Task instructions >> Retype every record below exactly as it appears.

Material provided >>
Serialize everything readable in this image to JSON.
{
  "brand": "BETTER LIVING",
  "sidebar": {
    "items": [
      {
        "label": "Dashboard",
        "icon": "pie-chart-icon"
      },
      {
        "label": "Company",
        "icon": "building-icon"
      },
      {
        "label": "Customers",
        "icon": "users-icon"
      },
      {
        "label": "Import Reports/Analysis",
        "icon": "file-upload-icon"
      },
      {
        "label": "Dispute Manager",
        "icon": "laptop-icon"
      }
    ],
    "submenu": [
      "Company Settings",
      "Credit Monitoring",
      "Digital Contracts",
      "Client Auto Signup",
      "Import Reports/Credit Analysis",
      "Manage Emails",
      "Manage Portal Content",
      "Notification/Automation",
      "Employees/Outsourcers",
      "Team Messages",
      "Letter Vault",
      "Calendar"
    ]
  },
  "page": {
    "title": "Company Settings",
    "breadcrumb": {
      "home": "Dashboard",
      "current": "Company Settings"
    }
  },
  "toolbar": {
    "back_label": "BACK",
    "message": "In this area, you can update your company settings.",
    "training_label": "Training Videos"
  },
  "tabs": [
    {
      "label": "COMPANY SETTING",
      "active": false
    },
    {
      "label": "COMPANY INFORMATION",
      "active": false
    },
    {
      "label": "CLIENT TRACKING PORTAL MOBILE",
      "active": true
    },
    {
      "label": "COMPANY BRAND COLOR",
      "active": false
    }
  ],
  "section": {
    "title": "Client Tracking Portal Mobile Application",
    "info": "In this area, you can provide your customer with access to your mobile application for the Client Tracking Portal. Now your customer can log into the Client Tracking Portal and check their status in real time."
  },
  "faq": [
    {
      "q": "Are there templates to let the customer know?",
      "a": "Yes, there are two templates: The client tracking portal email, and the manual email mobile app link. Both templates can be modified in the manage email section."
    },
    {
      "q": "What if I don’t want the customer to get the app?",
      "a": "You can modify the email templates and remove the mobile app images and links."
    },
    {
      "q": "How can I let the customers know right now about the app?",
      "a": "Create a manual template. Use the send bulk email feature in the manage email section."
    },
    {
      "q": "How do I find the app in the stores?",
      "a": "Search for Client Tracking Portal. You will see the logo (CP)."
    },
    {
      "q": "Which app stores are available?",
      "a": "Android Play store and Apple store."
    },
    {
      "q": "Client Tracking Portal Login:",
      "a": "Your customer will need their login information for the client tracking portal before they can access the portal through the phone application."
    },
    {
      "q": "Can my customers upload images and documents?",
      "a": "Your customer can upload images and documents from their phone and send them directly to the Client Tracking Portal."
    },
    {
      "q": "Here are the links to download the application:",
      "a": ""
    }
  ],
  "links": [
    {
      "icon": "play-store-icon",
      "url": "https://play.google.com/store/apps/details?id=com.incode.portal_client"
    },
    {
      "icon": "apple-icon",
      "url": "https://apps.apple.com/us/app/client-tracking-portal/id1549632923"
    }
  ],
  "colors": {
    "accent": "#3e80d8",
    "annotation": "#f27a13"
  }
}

Answer >>
Serialize everything readable in this image to JSON.
{
  "brand": "BETTER LIVING",
  "sidebar": {
    "items": [
      {
        "label": "Dashboard",
        "icon": "pie-chart-icon"
      },
      {
        "label": "Company",
        "icon": "building-icon"
      },
      {
        "label": "Customers",
        "icon": "users-icon"
      },
      {
        "label": "Import Reports/Analysis",
        "icon": "file-upload-icon"
      },
      {
        "label": "Dispute Manager",
        "icon": "laptop-icon"
      }
    ],
    "submenu": [
      "Company Settings",
      "Credit Monitoring",
      "Digital Contracts",
      "Client Auto Signup",
      "Import Reports/Credit Analysis",
      "Manage Emails",
      "Manage Portal Content",
      "Notification/Automation",
      "Employees/Outsourcers",
      "Team Messages",
      "Letter Vault",
      "Calendar"
    ]
  },
  "page": {
    "title": "Company Settings",
    "breadcrumb": {
      "home": "Dashboard",
      "current": "Company Settings"
    }
  },
  "toolbar": {
    "back_label": "BACK",
    "message": "In this area, you can update your company settings.",
    "training_label": "Training Videos"
  },
  "tabs": [
    {
      "label": "COMPANY SETTING",
      "active": false
    },
    {
      "label": "COMPANY INFORMATION",
      "active": false
    },
    {
      "label": "CLIENT TRACKING PORTAL MOBILE",
      "active": true
    },
    {
      "label": "COMPANY BRAND COLOR",
      "active": false
    }
  ],
  "section": {
    "title": "Client Tracking Portal Mobile Application",
    "info": "In this area, you can provide your customer with access to your mobile application for the Client Tracking Portal. Now your customer can log into the Client Tracking Portal and check their status in real time."
  },
  "faq": [
    {
      "q": "Are there templates to let the customer know?",
      "a": "Yes, there are two templates: The client tracking portal email, and the manual email mobile app link. Both templates can be modified in the manage email section."
    },
    {
      "q": "What if I don’t want the customer to get the app?",
      "a": "You can modify the email templates and remove the mobile app images and links."
    },
    {
      "q": "How can I let the customers know right now about the app?",
      "a": "Create a manual template. Use the send bulk email feature in the manage email section."
    },
    {
      "q": "How do I find the app in the stores?",
      "a": "Search for Client Tracking Portal. You will see the logo (CP)."
    },
    {
      "q": "Which app stores are available?",
      "a": "Android Play store and Apple store."
    },
    {
      "q": "Client Tracking Portal Login:",
      "a": "Your customer will need their login information for the client tracking portal before they can access the portal through the phone application."
    },
    {
      "q": "Can my customers upload images and documents?",
      "a": "Your customer can upload images and documents from their phone and send them directly to the Client Tracking Portal."
    },
    {
      "q": "Here are the links to download the application:",
      "a": ""
    }
  ],
  "links": [
    {
      "icon": "play-store-icon",
      "url": "https://play.google.com/store/apps/details?id=com.incode.portal_client"
    },
    {
      "icon": "apple-icon",
      "url": "https://apps.apple.com/us/app/client-tracking-portal/id1549632923"
    }
  ],
  "colors": {
    "accent": "#3e80d8",
    "annotation": "#f27a13"
  }
}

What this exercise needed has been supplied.